Friday, April 20, 2012

More Adventures from Puppyland...Clicker Training

Michelle has recently added a second dog to their house.  And adorable puppy named Katsu.  She'll be sharing some of her adventures in puppy-land with us from time to time...

So, let me confess something to you, I do not like puppies. I am strange, I know that, but I prefer older dogs that can think and can work with me. I like dogs that if I tell them to do something, or minimally show them how to do it, they do it. Now, yes, Shibas tend to do it a bit different than other breeds, and you can’t say they do anything 100% of the time when asked, but they at least know I asked. Puppies do not work that way. You try to teach a puppy something in the 5 minute window you have before their attention wanders to the piece of lint on the floor, and you may get lucky and see that behavior again in a few months. Maybe…
Puppies and new fosters are relatively similar except with older fosters, you have a dog that has the ability to concentrate for at least 10 minutes and if you have a nice food treat, maybe even longer than that. True, fosters typically have no training when you get them . Yet, you are not at square one with housebreaking and they are capable of paying attention to you. I absolutely love when my foster dogs figure out how the clicker works. They love throwing out behaviors to see what I will click and treat.
Yesterday I took out a clicker for Katsu (11 week old Shiba puppy). My intention was to just “prime the clicker” which is basically click it and give her a treat so she associated the click with food. Simple enough so I thought. First, she wanted to eat the clicker. That was new to me. So, I put the clicker in my hand with treats so I could keep her a tiny bit away with my other hand. Nope, that did not work. She just bulldozed herself into my lap and found she could get the treats faster now because I could not keep my hand completely closed around the food. I’ll give her points for creativity. Now I remember why I use a marker word and not a clicker with my older dogs. You cannot hold a clicker, treats, a leash, and a puppy all at the same time. To complicate matters further Taiko heard the clicker and was all excited and thought it was time to train him with it. Then he got grumbly because Katsu was getting treats and he was not. So, I had to start handing out the treats to Taiko occasionally or put him in the back room. Decided to let him outside in the backyard and went back to puppy that now had pottied on the living room rug while I was dealing with Taiko. Eventually, I used up all my treats with her in a very loose definition of clicker work.
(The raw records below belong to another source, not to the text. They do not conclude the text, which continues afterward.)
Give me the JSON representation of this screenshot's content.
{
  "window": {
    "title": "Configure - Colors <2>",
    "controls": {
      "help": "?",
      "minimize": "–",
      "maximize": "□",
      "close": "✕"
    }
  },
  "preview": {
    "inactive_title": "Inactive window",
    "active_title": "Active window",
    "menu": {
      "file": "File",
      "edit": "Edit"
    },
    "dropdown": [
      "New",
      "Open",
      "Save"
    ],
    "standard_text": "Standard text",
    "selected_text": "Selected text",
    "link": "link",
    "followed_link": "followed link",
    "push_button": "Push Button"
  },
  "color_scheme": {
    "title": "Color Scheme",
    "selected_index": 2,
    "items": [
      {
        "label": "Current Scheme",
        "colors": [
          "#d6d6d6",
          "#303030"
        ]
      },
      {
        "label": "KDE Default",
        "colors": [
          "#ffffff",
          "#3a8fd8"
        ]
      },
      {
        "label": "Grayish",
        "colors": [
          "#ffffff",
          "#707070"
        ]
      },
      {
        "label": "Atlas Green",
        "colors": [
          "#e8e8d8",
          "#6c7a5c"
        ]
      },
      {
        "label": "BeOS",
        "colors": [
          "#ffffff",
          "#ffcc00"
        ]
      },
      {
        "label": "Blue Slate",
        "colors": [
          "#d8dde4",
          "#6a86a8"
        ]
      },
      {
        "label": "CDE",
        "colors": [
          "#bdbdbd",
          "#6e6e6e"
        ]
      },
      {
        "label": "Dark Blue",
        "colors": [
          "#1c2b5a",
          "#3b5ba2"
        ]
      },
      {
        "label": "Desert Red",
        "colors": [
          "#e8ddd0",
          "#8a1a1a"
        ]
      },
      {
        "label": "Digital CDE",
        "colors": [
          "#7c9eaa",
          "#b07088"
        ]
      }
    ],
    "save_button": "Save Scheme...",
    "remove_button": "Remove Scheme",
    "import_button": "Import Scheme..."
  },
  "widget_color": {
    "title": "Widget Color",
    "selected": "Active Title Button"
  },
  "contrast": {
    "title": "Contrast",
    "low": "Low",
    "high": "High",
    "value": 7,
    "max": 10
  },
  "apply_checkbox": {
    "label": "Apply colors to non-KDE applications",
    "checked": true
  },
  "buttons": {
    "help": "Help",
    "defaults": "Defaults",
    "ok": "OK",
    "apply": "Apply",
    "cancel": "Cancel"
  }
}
Even before my treats were eaten up, I could already tell I had lost her interest completely in this “game.”
So, what I thought was going to be a simple 5 minute exercise training Katsu, ended up being about fifteen minutes teaching me a humbling lesson of needing to be better prepared when I start training and understand I was dealing with a very young puppy that really cannot handle a regimented training plan for even a small stretch of time. I always knew when working with Shibas you need to be flexible and roll with it. Puppy brains though, it has been a while since I have dealt with that level of immaturity. Thankfully, puppies grow up and become dogs. I love my adult dogs. 

Michelle H. (Minnesota)

No comments:

Post a Comment